Another topic of discussion was around the capacity of a being to be aware of their own awareness as a product of evolution. For example, light was a naturally occurring phenomena even before biological organisms evolved to have an “eye organ” that could sense it. Is the capacity for awareness of one’s own natural awareness (a crucial step in the most profound systems of Tibetan Buddhist meditation practice) the result of biological evolution?
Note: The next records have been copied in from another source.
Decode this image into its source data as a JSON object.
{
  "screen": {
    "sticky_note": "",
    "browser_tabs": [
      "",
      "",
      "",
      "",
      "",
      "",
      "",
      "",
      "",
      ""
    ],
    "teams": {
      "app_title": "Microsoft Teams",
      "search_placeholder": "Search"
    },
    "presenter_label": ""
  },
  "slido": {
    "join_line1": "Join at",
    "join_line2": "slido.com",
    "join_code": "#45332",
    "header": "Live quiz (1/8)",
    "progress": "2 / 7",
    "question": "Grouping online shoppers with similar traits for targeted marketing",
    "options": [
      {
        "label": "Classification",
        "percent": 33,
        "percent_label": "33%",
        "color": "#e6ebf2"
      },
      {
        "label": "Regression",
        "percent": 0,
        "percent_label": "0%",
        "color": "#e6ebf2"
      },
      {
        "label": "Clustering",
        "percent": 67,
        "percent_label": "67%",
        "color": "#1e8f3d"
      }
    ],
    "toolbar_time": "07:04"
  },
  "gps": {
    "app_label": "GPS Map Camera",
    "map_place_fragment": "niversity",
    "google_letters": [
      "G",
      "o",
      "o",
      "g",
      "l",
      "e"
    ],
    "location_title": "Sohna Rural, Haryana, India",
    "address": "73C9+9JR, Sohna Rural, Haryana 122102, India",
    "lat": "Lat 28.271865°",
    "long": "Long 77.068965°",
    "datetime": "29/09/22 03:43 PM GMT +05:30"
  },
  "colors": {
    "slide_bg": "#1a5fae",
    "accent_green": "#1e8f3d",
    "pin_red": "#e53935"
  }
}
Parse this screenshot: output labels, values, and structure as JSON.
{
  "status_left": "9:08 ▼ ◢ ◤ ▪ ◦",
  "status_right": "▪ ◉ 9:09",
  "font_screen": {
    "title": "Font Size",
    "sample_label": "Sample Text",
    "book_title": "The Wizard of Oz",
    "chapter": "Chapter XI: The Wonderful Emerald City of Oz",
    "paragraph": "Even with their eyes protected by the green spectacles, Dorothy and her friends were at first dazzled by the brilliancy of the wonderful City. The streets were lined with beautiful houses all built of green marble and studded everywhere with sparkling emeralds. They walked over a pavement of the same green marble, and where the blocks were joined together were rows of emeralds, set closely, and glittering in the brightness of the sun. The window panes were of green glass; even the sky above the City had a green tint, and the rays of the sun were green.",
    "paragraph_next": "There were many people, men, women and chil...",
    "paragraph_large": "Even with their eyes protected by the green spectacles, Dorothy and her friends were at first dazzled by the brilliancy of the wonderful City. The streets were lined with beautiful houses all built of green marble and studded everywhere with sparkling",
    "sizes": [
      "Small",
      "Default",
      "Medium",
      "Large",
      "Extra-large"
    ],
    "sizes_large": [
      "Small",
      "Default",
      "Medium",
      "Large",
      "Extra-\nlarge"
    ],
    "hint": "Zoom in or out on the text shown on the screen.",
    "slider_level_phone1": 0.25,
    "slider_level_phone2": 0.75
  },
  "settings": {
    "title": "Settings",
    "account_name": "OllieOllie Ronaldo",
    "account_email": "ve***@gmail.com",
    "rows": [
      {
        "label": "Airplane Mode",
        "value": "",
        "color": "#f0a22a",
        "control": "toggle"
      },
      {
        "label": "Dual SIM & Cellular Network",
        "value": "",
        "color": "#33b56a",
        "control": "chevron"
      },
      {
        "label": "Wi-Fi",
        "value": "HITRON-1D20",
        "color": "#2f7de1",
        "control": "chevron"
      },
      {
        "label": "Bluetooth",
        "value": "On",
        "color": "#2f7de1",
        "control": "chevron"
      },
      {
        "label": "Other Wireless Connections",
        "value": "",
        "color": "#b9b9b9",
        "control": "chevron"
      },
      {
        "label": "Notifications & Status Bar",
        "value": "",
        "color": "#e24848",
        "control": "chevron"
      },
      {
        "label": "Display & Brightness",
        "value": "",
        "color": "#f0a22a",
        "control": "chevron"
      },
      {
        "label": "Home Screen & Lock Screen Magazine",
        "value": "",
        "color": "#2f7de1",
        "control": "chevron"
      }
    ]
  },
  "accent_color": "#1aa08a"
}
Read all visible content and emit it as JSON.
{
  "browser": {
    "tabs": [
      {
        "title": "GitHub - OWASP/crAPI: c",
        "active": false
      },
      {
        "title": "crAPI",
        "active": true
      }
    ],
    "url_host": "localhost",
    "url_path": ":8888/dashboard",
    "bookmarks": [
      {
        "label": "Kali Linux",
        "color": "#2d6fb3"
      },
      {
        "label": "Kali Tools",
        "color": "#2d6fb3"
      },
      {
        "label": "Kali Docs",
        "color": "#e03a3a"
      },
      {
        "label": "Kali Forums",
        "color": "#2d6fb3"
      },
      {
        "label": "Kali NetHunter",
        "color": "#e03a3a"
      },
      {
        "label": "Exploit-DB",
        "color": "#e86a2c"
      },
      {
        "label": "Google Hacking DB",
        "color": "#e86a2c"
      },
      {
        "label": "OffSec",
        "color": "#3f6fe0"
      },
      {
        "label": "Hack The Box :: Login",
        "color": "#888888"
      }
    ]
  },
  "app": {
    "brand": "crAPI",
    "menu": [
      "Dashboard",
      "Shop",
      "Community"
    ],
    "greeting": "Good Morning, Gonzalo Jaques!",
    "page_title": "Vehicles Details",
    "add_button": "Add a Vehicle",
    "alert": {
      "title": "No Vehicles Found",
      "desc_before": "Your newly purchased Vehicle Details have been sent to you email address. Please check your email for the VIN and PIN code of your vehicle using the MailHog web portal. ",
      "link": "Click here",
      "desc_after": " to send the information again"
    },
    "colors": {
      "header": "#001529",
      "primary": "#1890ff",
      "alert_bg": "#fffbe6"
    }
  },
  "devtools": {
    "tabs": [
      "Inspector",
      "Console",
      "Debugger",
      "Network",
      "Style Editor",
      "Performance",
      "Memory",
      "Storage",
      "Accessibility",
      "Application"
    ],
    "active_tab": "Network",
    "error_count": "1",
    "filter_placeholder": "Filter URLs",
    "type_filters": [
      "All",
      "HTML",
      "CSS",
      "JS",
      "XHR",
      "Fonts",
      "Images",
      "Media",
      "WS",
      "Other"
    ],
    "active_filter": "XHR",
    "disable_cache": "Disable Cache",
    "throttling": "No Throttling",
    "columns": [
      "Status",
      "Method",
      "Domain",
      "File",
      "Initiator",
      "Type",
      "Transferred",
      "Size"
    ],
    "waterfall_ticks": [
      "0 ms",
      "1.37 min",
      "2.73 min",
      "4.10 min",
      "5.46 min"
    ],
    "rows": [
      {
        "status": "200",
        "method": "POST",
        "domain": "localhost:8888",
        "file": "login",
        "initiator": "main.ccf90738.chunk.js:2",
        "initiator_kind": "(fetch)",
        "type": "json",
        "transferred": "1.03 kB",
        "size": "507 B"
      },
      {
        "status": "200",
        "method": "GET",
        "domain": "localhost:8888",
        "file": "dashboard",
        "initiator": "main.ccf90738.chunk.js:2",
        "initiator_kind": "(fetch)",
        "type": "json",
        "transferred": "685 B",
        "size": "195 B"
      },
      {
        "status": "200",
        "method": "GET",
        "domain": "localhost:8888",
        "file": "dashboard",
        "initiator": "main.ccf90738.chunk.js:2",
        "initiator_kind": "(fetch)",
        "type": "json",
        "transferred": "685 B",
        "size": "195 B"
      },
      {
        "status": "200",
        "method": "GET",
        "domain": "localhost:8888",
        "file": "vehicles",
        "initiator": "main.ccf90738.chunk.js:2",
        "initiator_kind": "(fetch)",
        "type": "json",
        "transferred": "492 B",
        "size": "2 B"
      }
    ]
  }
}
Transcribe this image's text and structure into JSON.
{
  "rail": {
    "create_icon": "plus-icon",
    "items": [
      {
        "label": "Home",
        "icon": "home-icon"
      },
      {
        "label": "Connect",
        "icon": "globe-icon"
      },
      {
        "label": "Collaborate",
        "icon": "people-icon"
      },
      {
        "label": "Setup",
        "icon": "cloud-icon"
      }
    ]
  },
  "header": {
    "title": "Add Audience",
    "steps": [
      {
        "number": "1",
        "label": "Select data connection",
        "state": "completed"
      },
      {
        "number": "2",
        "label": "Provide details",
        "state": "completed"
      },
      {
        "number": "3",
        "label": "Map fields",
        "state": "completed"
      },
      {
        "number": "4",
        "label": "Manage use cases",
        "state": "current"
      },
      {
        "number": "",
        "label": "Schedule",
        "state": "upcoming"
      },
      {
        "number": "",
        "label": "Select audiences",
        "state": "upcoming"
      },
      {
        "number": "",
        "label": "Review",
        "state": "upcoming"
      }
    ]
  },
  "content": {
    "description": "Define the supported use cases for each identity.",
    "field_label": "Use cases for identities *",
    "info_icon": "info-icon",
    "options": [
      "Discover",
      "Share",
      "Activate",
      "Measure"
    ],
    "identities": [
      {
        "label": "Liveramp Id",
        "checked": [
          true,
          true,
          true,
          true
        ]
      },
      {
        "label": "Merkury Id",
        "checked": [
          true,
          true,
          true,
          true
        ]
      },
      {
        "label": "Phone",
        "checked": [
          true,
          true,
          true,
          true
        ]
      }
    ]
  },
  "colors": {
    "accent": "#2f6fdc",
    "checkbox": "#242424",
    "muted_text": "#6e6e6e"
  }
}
I remember discussing these topics with scientists twenty-five years ago and finding that no one actually thought that awareness was an interesting aspect of an organism to study. 

There is a lot more to say and many posts to say it in. So for now, we’ll just let one of the speakers say how they found the conference: Paul Gilbert, OBE head of the Mental Health Research Unit, and Professor of Clinical Psychology at the University of Derby, where he developed Compassion Focused Therapy for people with high shame and self-criticism. He makes the point about how crucial it is for care givers, trained for caring for others, to also learn how to care for themselves. 


Paul Gilbert On the 2013 Buddhism and Medicine Forum from WhatMeditationReallyIs on Vimeo.


More videos from the 2013 Buddhism and Medicine Forum


Paul Gilbert, OBE on Compassion Focused Therapy and Buddhism 

Emma Seppala, Ph.D, on Freeing the Mind from PTSD

Tania Singer, PhD. Overcoming Compassion Fatigue

Compassion: Bridging Practice and Science eBook with Tania Singer, PhD.

Clifford Saron, PhD: Practicing Meditation and Doing Scientific Research